Existing Smart City innovations that take efficiency to another level
Smart Cities mean that Internet of Things (IoT) sensors and other technologies will connect different devices across a city and will improve efficiency, improve connectivity and will improve the quality of life for residents.
Despite grand possibilities, the concept of the Smart City comes with its own challenges. The cost of new advanced technology, its reliability, and the space needed for this technology has put a slight damper on this Smart City-fantasy—or so you would think.
These are significant challenges, but researchers have discovered and continue to discover new ways to remedy all of these concerns. This technology does not have to be expensive, inconvenient or unreliable—and it’s not all new technology.
MIT students used technology that already existed, the sensors in E-ZPass transmitters, to create Caraoke, “a network system for delivering smart services using e-toll transponders,” according to the Caraoke: AN E-Toll Transponder Network for Smart Cities” research paper written by Omid Abari, Deepak Vasisht, Dina Katabi and Anantha Chandrakasan from MIT.
“Caraoke readers are small, low-cost and low-power, and hence can be easily deployed on street lamps to allow cities to deliver smart services [such as] smart parking, traffic monitoring and speed detection, all using one infrastructure,” said the research paper.
Caraoke can read information it senses and transmit it to other sources. If Caraoke detects a significant number of cars at an intersection, it can trigger the traffic light to change to keep the flow of traffic moving. This network system can gather information about specific cars as they drive past and can sense if a car has run a red light. The specific car can then be charged for the ticket automatically.
This network system revolutionizes the way people will see driving. Instead of having to get out coins for a parking meter, a car can park anywhere and the owner’s credit car will be charged. This could also be the future of fast food—a car could go through the drive-through and could be automatically charged for its purchase without anyone needing to take out a credit card.
This solar-powered network has the ability to isolate each car that passes through and can gather individual information about it. It has an LTE connection to the Internet, thanks to DAS and small cell technologies.
Imagine that trash cans on busy urban streets never overflow. That trash cans are emptied just before they reach capacity every time. Since trash cans would never be full, the amount of liter that falls to the ground will be minimized. This is what Bigbelly does. The company was founded in 2003 to transform the waste collection system, and is well established.

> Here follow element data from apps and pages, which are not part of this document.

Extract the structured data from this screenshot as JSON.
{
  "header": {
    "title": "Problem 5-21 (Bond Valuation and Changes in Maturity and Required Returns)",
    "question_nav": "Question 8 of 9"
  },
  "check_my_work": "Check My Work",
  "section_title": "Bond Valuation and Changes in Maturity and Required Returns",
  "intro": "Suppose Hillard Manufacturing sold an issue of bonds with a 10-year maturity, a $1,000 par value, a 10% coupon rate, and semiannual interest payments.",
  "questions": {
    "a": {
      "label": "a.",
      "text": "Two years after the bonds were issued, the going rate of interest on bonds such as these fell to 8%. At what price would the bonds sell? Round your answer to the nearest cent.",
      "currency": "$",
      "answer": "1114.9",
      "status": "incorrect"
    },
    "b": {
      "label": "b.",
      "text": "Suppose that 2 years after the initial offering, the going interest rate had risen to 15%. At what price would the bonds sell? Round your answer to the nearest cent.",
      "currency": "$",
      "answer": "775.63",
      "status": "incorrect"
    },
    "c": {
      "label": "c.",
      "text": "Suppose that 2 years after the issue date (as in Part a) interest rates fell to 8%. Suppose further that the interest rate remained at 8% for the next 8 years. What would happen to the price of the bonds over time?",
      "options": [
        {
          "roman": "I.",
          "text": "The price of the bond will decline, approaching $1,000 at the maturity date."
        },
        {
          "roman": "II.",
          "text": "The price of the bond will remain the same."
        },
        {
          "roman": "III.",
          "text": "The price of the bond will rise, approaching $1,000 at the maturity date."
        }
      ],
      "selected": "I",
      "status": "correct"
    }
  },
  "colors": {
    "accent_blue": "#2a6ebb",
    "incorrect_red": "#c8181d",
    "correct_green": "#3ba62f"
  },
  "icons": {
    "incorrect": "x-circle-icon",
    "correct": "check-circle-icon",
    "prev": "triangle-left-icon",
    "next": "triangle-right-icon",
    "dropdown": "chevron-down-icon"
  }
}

This innovative waste management company has a prescience in over 50 countries in communities, on campuses and other organizations.
Bigbelly has several useful features, including: smart waste and recycling stations that communicate their status (how close they are to capacity); urban sensors that can gather data such as footfall and noise to pollution levels; the capability to extend the platform to offer a new network for First Responder use only; and can serve as a location-based beacon which can deliver local-based messages when needed. Bigbelly can also offer Wi-Fi in dense urban areas—where networks can get congested—by hosting small cell and other wireless equipment.

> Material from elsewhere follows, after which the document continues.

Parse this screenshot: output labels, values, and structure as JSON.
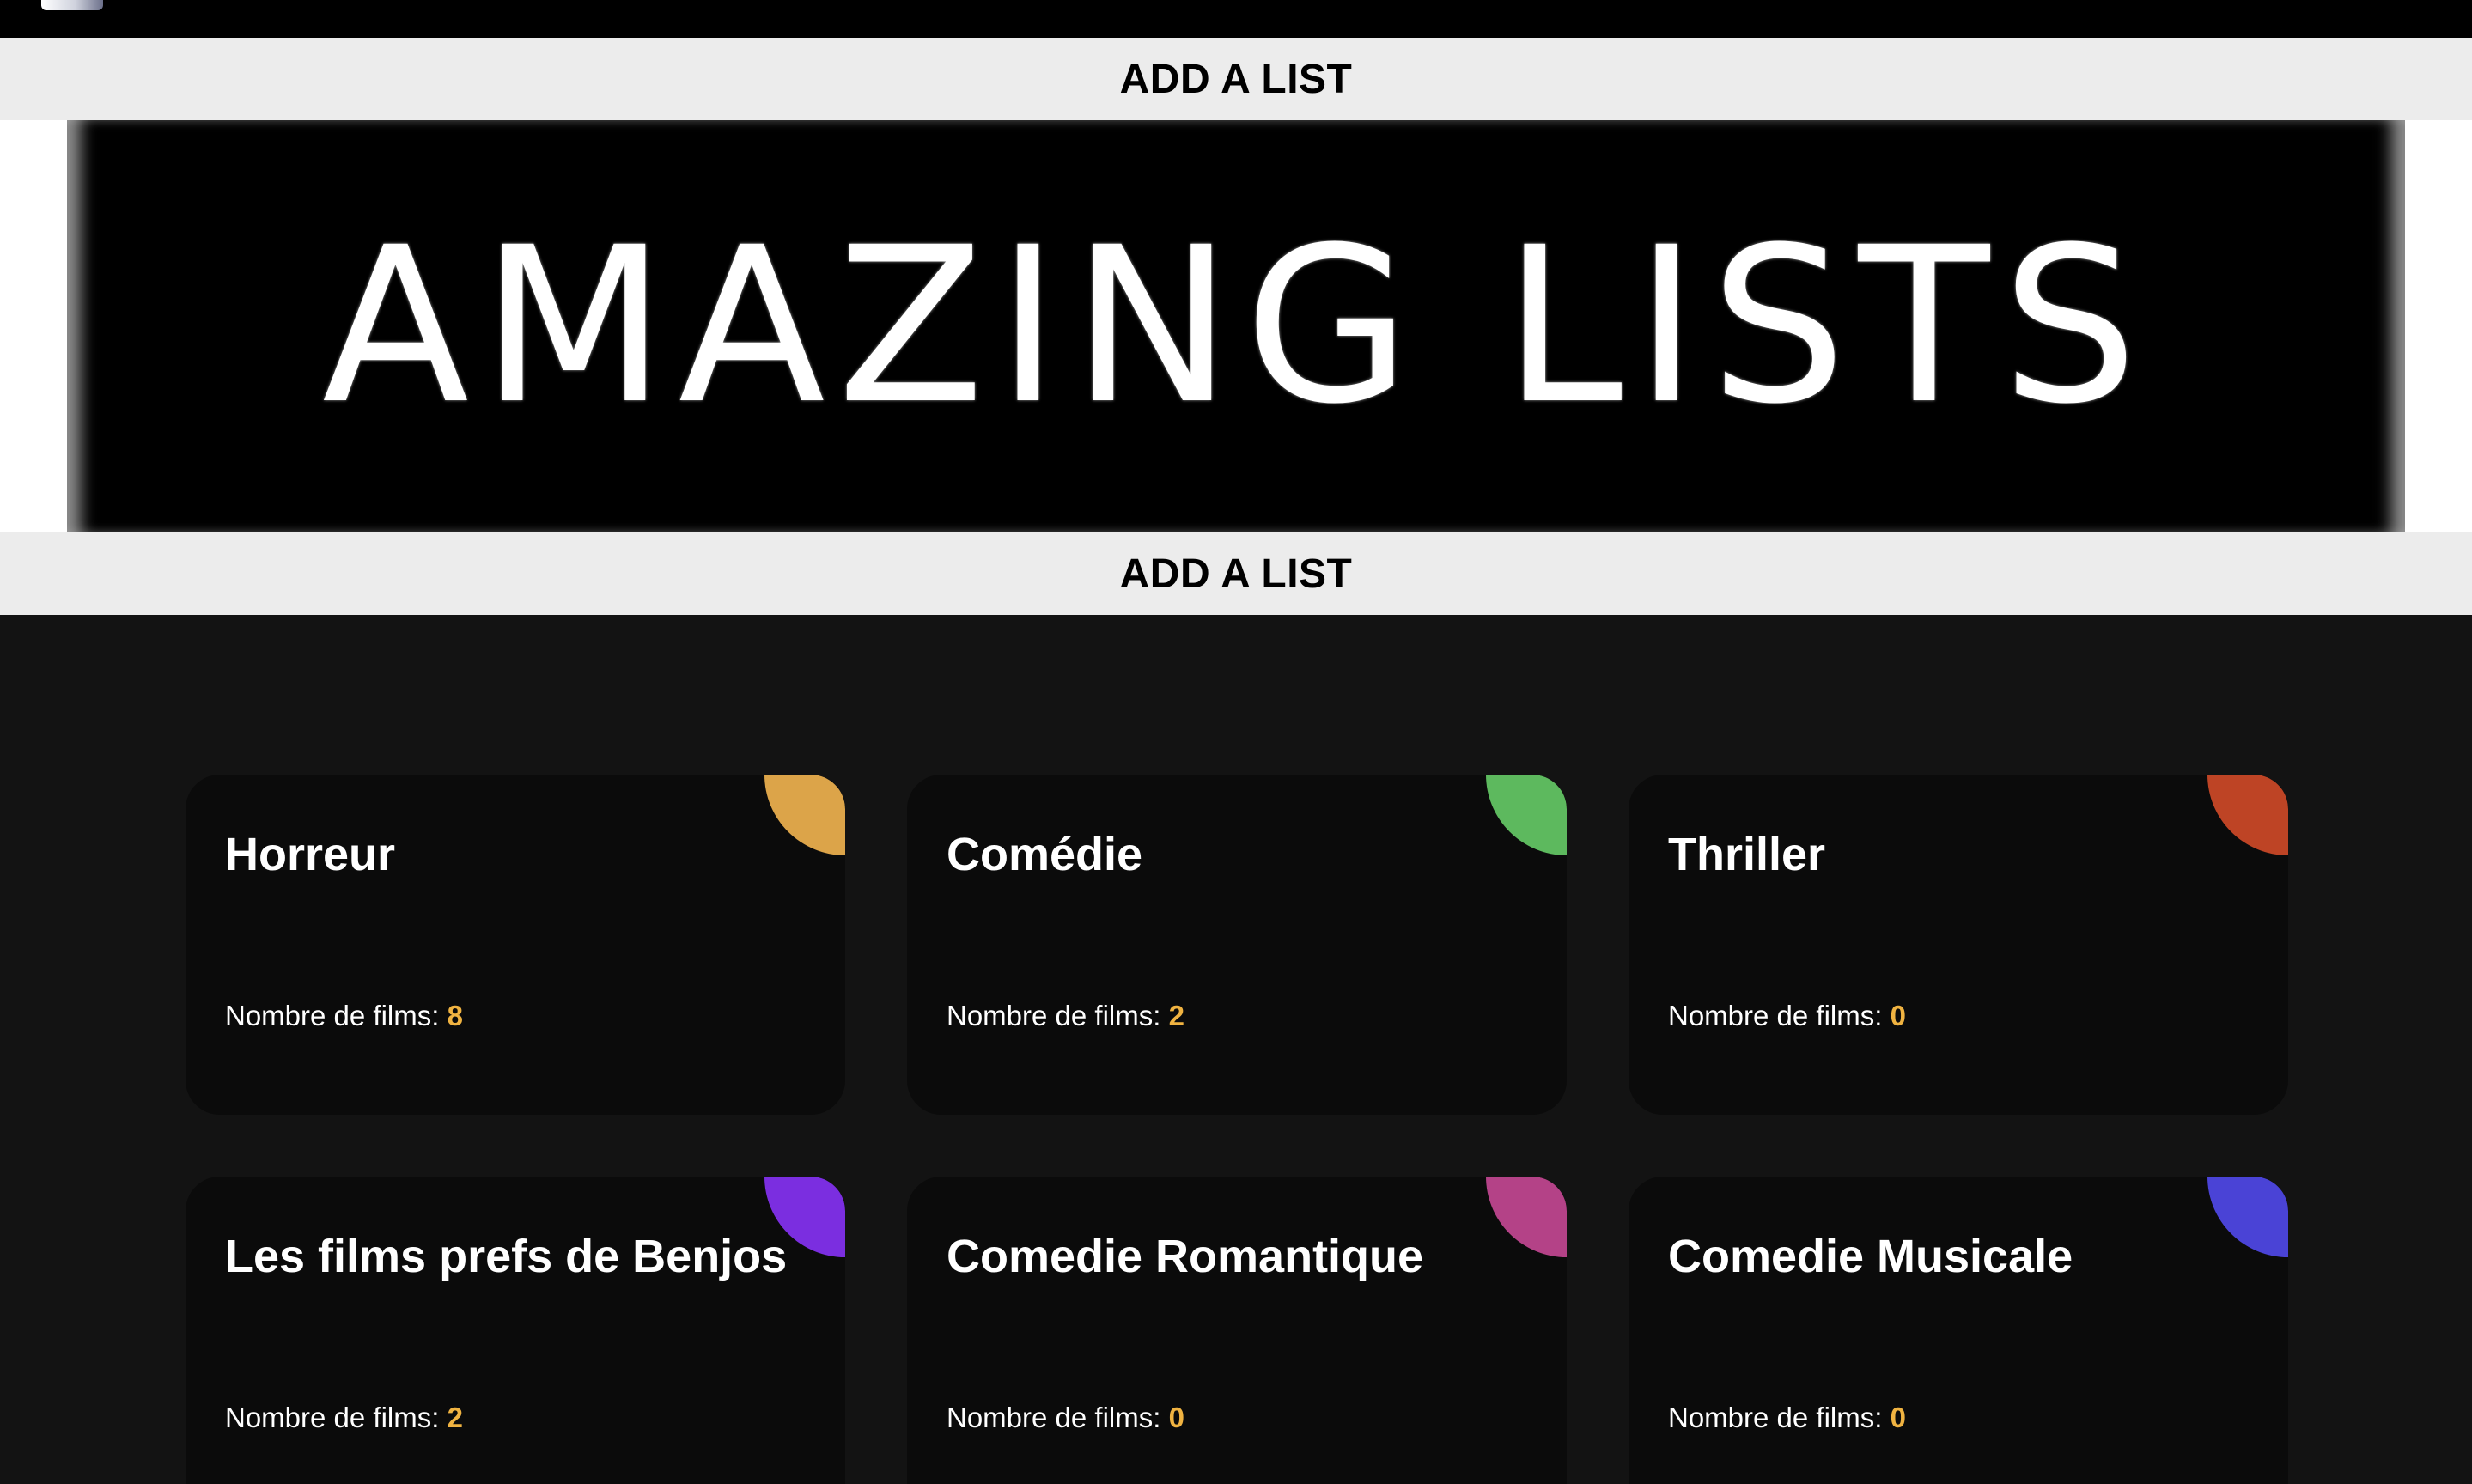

Enlightened, a provider of in-building lighting sensors, which increases efficiency at a lower cost, has created outdoor solutions too. Smart street lamps, from Enlightened and companies like it, act as indoor lights do. They dim when no one is around and go to full power when people are around. This energy-saving solution allows that saved energy to be stored and put to other uses.
As important as making sure indoor space is used efficiently and is comfortable for tenants, outdoor space can matter just as much. With this new technology, people may get to work faster, drive safer, and be in a healthier environment. Smart cities are happening now—and new innovations are on the horizon.